11 March 2024

Federal Court Vacates NLRB’s Joint Employer Rule

On Friday, March 8, 2024, a Texas federal district court vacated the National Labor Relations Board’s 2023 joint employer rule.  The vacated rule would have significantly expanded when two businesses would be considered joint employers responsible for bargaining with unionized employee groups and held jointly liable for unfair labor practices under the National Labor Relations Act. The district court’s order results in a return to the Board’s 2020 Rule – where employers are less likely to be deemed joint employers.

Joint Employers Under the NLRA

Historically, an entity is considered a “joint employer” under the Act if it meaningfully affects the employment relationship with the same workers as another employer, and does so in certain categories – hiring, firing, discipline, supervision, and direction.   But there are limits.  First, an entity is not a joint employer if it only has potential control over workers in the above categories but did not exert that control.  And, second, indirect control over the above categories does not create a joint employer relationship (e.g., an entity is not a joint employer simply because it contracts with another business for labor and may indirectly control how much that second business pays the employees it provides).  Traditionally, an entity is not a joint employer under the Act unless it is first a “common law” employer, meaning that the entity meaningfully affects the employment relationship in the above manner and neither of the two above limits exist.

In 2015, the Obama-era Board proposed a rule that altered this analysis and made it more likely that entities could be deemed joint employers.  That rule never took effect, and after years of litigation, the Trump-era Board issued the 2020 Rule to clarify the issue.  The 2020 Rule provides that an entity is a joint employer of another employer’s employees only if two entities share or determine the employees’ essential terms and conditions of employment.  That means they must exercise “substantial direct and immediate control” over at least one essential term or condition of employment in a way that meaningfully impacts employment.   The 2020 Rule defines essential terms and conditions more narrowly to include substantial terms such as wages, benefits, hours of work, hiring, discharge, discipline, supervision, and direction.

In 2023, the Biden-era Board withdrew the 2020 Rule and proposed a new, more expansive one.  Although the 2023 Rule made many changes, there are five primary differences.  First, the 2023 Rule provided that entities are joint employers if they have potential control over the employment categories above (i.e., the control need not be actually exerted).  Second, it provided that entities are joint employers if they have indirect control over those employment categories.  Third, it expanded the categories and types of terms that qualify as essential terms and conditions of employment. Fourth, the 2023 Rule nixed 2020 Rule language that stated that isolated or minimal control over workers is insufficient to create joint-employer status (i.e., the 2023 Rule allowed for joint employer status to be created by routine and often necessary oversight activities).  Fifth, the 2023 Rule would have imposed bargaining obligations on non-union joint employers for any terms they controlled or potentially controlled with unionized employers.  Put simply, the 2023 Rule significantly expanded when businesses contracting or working with each other would be deemed joint employers.

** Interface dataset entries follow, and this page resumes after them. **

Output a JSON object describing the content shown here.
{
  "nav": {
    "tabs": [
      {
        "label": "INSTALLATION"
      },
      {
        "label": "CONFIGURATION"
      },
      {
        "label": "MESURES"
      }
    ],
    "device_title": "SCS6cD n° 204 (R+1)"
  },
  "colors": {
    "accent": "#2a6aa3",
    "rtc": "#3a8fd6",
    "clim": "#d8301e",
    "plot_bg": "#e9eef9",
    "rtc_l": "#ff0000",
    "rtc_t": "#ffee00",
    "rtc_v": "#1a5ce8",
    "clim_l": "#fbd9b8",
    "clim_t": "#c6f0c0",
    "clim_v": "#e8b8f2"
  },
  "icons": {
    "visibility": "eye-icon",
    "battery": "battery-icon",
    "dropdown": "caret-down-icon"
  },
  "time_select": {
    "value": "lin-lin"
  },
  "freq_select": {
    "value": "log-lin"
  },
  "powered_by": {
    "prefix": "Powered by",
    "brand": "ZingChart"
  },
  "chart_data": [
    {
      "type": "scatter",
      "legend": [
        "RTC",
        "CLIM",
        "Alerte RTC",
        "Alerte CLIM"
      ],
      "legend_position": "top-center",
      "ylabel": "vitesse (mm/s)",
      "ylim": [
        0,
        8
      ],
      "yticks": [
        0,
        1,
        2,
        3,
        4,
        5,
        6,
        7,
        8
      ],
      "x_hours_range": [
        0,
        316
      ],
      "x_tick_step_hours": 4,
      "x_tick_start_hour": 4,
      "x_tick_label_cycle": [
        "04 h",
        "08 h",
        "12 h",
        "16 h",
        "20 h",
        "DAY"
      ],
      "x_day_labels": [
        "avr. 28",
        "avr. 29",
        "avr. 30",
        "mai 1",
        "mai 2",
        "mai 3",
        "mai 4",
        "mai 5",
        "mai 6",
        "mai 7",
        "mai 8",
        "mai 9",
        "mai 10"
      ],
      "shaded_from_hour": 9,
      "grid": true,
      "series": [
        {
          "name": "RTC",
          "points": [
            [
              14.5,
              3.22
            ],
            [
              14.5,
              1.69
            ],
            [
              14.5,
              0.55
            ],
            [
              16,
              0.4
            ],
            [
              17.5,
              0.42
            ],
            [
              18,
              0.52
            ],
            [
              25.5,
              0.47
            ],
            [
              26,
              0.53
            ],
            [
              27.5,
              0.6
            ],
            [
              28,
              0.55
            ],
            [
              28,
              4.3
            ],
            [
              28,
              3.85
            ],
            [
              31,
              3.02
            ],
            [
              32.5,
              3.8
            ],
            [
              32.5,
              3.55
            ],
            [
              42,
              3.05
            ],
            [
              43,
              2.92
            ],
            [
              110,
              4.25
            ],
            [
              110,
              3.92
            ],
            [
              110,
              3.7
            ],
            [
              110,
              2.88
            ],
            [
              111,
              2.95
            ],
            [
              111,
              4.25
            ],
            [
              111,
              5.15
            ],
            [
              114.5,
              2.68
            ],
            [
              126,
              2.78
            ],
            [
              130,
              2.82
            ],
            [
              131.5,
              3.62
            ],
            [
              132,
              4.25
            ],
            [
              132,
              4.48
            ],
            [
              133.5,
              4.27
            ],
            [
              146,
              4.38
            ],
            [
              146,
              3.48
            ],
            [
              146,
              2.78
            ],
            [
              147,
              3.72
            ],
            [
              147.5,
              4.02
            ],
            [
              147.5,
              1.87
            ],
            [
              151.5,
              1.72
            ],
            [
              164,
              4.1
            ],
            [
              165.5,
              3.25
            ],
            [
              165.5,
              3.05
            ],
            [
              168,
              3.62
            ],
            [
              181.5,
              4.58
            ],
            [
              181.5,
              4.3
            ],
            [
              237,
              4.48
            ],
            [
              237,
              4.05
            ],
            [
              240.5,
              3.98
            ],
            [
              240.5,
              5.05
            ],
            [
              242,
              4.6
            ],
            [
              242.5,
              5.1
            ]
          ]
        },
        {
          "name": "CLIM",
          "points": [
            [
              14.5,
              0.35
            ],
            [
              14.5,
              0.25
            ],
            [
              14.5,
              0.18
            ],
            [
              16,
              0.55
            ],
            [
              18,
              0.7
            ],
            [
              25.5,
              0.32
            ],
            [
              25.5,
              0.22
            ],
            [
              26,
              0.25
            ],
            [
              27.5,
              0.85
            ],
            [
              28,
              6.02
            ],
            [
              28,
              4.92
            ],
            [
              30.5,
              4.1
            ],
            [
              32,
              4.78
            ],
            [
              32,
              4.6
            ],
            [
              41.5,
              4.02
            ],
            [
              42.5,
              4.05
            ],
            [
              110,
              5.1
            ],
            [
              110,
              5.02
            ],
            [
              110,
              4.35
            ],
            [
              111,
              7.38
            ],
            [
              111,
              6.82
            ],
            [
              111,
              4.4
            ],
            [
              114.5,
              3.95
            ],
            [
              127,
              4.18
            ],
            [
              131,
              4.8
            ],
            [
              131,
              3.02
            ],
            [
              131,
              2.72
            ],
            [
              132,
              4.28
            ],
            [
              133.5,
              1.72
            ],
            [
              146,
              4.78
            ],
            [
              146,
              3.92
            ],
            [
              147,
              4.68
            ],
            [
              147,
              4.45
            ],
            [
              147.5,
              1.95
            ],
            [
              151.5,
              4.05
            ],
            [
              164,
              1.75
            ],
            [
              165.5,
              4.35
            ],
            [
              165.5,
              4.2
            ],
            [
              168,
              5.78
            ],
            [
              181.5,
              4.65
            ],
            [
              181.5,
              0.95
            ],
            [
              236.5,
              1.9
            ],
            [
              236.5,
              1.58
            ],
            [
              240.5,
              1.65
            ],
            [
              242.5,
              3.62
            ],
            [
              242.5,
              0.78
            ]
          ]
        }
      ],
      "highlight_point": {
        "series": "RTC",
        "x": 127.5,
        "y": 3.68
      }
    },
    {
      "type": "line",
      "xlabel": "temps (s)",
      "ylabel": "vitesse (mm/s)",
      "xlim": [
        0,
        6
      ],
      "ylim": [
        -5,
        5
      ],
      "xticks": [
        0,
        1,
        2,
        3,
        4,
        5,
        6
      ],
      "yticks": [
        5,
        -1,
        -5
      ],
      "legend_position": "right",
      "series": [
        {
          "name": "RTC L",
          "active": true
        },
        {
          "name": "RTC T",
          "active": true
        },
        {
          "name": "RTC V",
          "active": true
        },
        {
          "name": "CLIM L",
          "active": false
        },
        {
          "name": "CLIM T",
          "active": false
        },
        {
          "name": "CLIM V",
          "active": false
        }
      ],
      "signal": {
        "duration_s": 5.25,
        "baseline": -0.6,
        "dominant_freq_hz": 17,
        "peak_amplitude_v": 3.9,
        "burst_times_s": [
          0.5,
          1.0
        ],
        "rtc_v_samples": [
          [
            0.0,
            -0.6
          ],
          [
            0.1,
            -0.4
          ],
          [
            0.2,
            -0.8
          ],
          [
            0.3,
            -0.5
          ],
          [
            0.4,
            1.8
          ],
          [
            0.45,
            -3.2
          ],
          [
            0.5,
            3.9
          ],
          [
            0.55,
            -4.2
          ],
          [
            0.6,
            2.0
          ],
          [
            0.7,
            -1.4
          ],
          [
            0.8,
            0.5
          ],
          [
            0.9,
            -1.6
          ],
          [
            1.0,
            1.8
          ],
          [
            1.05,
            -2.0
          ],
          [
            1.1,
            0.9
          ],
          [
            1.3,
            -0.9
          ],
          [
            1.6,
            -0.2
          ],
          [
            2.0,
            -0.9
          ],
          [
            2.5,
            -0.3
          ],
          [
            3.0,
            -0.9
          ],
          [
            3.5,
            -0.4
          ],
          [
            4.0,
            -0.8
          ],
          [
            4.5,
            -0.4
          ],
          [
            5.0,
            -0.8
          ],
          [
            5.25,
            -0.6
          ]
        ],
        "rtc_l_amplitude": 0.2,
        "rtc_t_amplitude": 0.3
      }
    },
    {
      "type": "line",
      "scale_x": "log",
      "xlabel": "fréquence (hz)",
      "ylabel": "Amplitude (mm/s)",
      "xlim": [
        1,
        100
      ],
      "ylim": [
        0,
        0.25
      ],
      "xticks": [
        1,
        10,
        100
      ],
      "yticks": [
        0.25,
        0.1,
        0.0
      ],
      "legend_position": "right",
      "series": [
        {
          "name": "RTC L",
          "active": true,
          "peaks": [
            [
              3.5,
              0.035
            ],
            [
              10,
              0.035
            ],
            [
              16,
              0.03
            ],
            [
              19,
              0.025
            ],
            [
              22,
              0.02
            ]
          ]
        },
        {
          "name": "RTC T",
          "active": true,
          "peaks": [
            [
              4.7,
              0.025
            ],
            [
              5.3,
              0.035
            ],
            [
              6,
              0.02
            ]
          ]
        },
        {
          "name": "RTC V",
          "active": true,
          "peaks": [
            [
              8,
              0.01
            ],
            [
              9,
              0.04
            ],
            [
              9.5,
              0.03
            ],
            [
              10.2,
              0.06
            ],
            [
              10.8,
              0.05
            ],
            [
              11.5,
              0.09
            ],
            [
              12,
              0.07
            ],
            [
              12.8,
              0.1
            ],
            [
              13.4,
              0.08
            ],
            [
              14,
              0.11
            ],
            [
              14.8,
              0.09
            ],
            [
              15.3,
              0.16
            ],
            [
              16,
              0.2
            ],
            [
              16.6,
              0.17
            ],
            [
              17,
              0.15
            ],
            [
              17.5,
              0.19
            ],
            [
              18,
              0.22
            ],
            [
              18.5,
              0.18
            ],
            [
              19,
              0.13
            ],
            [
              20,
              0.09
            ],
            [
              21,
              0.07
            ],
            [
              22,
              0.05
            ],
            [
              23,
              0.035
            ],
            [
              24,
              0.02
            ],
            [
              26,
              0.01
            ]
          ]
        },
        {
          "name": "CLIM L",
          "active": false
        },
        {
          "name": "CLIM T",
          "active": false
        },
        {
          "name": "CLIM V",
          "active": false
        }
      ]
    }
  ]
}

The court rejected the attempted expansion, holding that the 2023 Rule violated the well-established common law agency test because it allowed joint employer status to be established based on the existence of potential or indirect control alone.  As the court explained: “virtually every entity that contracts for labor” would be a “joint employer because virtually every contract for third-party labor has terms that impact . . . at least one of the” essential terms and conditions of employment.

Status of the Rule Going Forward

The Texas district court’s decision will likely be appealed.  But for the immediate future, the 2020 Rule remains in effect, providing significant relief for employers who contract for third-party labor or otherwise have an indirect impact on essential terms and conditions of the employees of other entities.  Further developments are likely, either in this case directly or through further Board rulemaking and Miller Johnson will keep you updated.